(Website and app data records)
----------------

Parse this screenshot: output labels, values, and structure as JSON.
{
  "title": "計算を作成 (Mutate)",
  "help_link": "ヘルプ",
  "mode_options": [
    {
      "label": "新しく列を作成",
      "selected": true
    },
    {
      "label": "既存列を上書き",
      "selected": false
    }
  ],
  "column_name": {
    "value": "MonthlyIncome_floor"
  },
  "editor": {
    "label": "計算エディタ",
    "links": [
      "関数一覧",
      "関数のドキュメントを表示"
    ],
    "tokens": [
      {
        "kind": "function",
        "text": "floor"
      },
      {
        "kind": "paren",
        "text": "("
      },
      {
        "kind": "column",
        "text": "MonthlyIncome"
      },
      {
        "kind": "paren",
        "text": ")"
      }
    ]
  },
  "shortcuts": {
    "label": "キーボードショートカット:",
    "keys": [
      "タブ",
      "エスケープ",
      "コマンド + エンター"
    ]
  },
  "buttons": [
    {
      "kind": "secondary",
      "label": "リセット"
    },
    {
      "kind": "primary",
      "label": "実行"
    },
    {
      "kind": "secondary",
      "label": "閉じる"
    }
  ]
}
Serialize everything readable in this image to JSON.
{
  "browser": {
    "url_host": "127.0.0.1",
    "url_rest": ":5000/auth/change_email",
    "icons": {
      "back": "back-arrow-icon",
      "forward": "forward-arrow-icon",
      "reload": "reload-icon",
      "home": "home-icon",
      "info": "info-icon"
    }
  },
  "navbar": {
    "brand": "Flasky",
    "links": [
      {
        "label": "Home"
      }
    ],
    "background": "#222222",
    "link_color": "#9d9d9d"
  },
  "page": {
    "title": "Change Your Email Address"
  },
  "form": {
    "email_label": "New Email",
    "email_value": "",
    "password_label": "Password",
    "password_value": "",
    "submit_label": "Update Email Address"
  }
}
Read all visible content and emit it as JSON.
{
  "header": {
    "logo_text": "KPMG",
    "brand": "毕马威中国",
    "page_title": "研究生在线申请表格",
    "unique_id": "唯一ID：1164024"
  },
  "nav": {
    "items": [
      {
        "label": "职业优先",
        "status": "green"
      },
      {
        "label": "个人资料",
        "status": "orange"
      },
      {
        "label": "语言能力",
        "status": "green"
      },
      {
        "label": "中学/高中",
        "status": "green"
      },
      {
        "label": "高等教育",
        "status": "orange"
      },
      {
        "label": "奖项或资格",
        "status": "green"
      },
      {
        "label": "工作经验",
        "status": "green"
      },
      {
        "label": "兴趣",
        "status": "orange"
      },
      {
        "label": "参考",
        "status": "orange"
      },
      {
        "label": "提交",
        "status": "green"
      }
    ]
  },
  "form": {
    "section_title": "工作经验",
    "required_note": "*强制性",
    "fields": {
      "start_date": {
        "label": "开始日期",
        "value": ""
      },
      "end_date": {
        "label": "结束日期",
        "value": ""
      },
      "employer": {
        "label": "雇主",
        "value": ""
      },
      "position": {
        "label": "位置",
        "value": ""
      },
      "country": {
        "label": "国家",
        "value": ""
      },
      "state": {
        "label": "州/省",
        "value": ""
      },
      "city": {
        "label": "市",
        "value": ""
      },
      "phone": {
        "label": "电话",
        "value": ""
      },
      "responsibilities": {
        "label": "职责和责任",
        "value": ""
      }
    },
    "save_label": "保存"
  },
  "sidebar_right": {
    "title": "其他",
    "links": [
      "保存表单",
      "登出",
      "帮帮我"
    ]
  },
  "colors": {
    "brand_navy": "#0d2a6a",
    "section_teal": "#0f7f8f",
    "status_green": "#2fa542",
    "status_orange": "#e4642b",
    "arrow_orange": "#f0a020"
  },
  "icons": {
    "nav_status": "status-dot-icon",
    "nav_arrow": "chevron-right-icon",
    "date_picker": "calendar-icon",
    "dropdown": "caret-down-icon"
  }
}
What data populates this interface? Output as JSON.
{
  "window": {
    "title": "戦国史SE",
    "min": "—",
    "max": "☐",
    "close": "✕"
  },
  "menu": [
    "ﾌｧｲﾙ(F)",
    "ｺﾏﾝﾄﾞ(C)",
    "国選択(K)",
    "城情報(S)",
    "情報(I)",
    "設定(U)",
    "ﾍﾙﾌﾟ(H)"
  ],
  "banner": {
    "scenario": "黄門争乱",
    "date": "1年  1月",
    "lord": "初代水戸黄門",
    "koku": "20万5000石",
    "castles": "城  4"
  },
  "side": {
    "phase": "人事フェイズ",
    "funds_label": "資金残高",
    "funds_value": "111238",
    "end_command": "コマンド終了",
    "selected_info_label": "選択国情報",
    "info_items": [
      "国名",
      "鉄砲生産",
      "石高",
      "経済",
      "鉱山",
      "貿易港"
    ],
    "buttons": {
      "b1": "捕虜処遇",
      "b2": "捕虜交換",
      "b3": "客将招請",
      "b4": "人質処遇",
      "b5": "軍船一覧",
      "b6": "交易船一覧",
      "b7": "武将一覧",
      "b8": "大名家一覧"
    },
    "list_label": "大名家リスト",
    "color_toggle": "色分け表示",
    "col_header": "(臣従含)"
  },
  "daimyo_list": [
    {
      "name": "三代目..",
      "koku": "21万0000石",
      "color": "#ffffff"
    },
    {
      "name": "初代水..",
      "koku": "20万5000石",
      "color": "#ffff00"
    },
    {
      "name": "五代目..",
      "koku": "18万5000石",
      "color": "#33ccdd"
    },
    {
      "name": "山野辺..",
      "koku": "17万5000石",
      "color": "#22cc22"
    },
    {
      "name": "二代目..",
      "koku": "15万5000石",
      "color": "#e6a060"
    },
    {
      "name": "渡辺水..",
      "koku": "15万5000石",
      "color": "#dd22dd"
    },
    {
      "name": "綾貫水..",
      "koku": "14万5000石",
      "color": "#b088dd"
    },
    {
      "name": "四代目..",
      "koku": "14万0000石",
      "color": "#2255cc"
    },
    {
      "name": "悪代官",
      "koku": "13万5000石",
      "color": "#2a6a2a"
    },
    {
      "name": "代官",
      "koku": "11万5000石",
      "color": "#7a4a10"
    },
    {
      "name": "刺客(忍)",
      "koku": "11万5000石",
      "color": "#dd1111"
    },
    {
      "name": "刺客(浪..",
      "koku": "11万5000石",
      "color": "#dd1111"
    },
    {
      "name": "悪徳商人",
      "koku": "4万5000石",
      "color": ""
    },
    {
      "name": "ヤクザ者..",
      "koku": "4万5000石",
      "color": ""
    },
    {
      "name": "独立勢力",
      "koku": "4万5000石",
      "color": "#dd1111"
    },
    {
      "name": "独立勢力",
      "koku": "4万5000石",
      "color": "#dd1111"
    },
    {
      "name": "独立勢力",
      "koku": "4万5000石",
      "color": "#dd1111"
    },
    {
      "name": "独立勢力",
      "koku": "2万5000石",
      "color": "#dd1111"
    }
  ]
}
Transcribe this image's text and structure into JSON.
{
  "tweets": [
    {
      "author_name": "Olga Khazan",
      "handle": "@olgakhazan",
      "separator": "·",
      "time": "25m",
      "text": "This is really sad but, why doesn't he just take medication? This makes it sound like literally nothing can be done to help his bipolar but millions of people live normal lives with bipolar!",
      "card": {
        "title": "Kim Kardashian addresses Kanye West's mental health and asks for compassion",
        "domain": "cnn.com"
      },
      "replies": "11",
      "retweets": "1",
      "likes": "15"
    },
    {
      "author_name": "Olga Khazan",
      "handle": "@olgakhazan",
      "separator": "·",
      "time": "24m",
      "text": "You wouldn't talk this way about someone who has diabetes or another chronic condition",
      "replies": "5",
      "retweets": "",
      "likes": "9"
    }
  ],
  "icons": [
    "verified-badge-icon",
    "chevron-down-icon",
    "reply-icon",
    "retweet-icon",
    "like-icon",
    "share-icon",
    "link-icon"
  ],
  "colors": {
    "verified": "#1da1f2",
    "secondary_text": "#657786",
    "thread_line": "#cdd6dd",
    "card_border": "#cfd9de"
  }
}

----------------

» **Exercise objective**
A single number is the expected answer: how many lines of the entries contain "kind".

» **The answer**
7